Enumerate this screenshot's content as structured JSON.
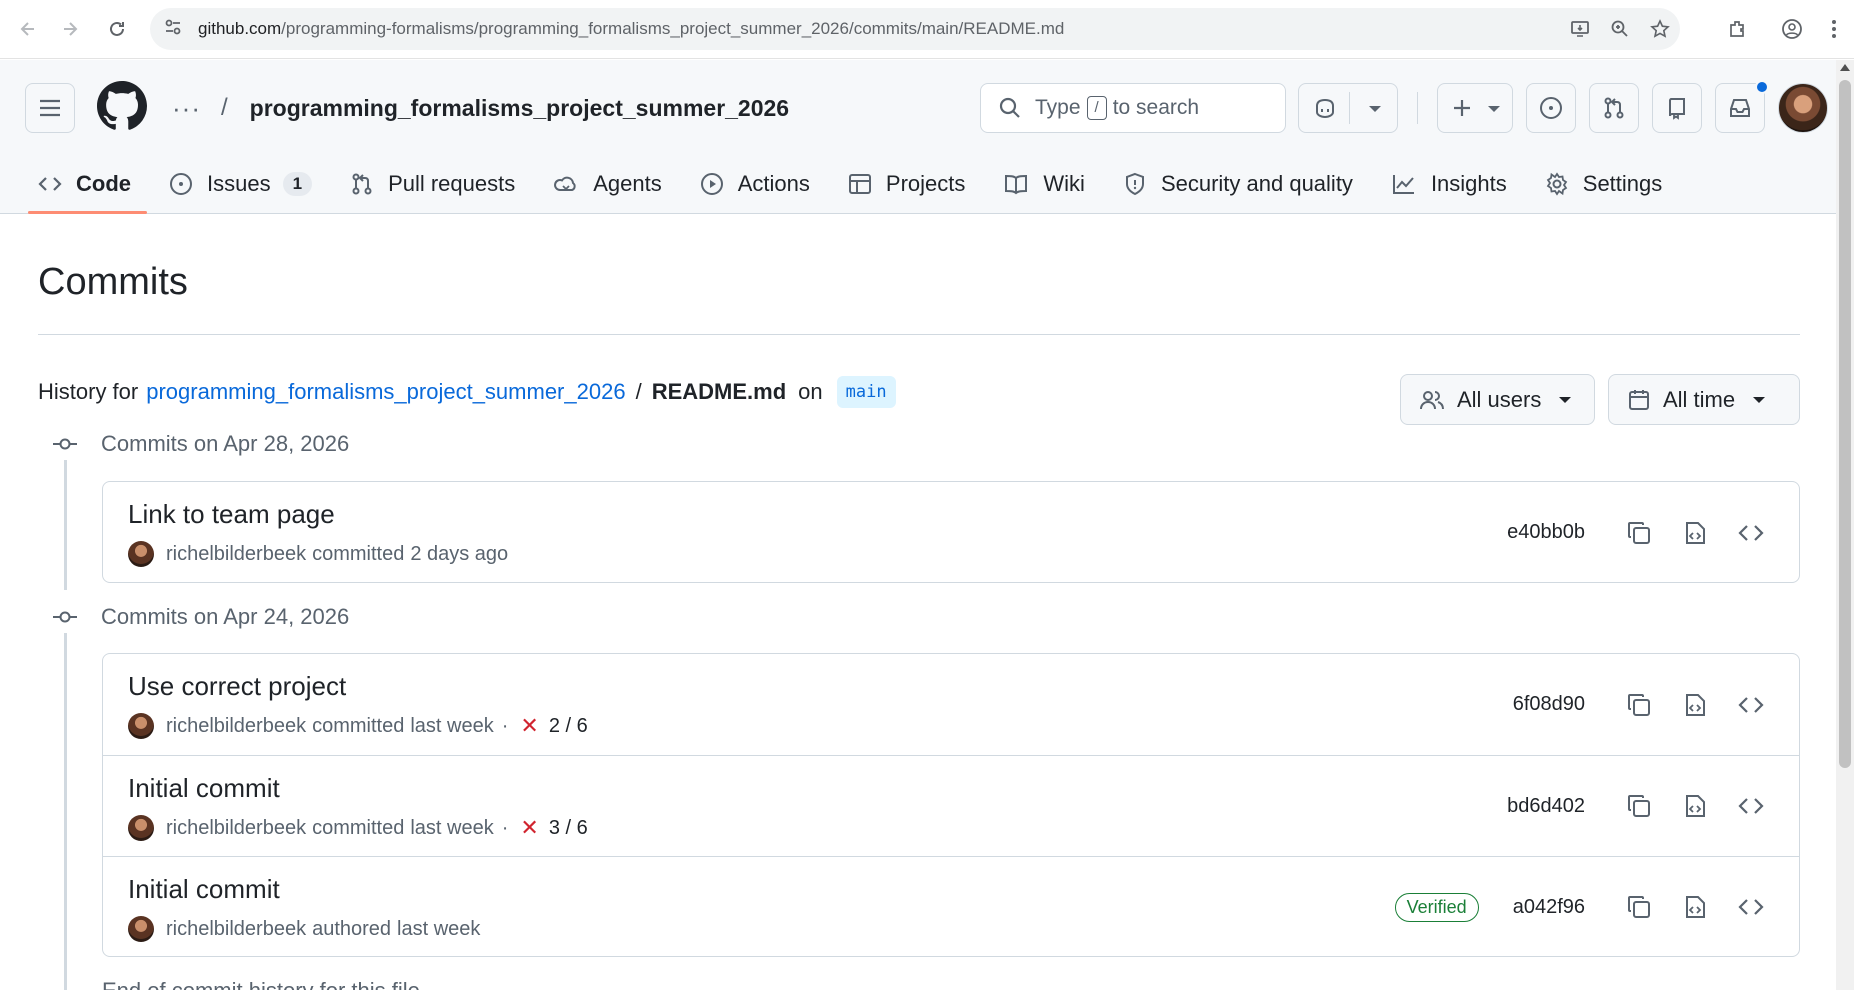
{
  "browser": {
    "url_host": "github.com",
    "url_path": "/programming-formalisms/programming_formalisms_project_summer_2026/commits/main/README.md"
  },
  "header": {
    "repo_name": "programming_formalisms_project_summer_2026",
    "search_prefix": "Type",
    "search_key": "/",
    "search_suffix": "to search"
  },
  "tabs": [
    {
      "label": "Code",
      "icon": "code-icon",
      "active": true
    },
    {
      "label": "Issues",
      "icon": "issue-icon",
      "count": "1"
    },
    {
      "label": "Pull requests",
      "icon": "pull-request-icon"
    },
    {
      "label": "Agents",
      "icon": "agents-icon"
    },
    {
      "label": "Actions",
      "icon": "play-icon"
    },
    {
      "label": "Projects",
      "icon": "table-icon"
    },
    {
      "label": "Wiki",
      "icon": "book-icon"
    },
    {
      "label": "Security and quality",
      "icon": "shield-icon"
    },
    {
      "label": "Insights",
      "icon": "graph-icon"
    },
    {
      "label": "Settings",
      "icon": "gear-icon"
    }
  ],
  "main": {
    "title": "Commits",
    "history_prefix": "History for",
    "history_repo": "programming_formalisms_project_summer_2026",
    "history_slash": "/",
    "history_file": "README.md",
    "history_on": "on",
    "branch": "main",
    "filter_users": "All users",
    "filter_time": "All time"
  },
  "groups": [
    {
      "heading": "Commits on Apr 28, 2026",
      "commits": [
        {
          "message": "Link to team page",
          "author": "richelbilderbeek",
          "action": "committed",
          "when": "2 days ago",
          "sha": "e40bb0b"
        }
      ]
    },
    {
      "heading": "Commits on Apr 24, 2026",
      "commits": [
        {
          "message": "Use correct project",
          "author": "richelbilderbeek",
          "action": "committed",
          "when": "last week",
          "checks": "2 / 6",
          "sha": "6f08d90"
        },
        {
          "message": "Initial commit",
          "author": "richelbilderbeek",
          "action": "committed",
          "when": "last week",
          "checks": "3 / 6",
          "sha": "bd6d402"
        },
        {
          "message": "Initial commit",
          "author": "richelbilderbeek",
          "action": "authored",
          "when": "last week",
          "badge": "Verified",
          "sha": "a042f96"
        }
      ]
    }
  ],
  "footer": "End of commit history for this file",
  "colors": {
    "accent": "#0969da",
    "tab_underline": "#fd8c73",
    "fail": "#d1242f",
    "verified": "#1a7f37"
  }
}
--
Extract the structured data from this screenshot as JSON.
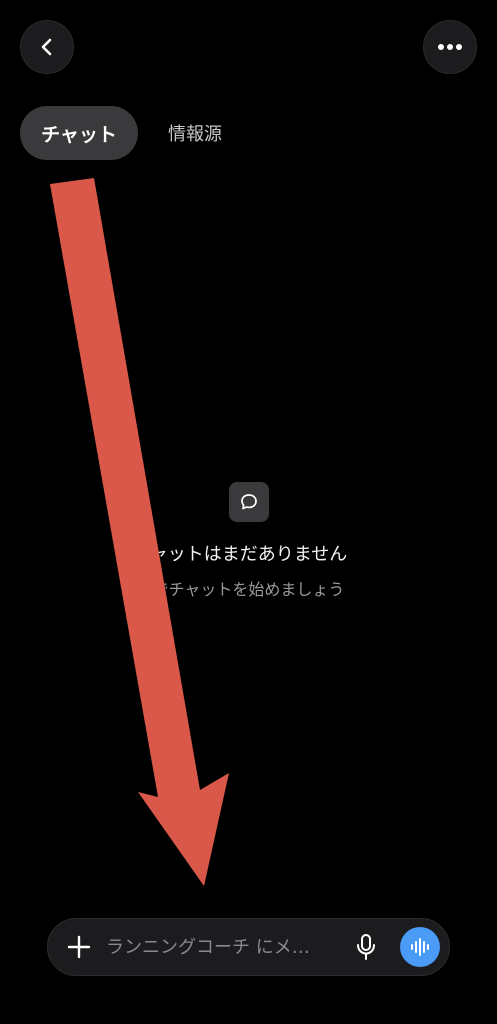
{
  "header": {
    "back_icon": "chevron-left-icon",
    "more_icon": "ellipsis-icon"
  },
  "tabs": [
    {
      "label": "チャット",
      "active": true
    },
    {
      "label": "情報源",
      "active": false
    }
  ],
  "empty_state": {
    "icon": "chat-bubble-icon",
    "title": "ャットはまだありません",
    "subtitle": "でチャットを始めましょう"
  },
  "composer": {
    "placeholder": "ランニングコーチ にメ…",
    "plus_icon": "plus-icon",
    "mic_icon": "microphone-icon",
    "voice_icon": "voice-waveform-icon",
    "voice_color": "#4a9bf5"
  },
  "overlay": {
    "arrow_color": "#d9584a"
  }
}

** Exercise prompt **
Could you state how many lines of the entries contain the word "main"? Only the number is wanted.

** Completed exercise **
3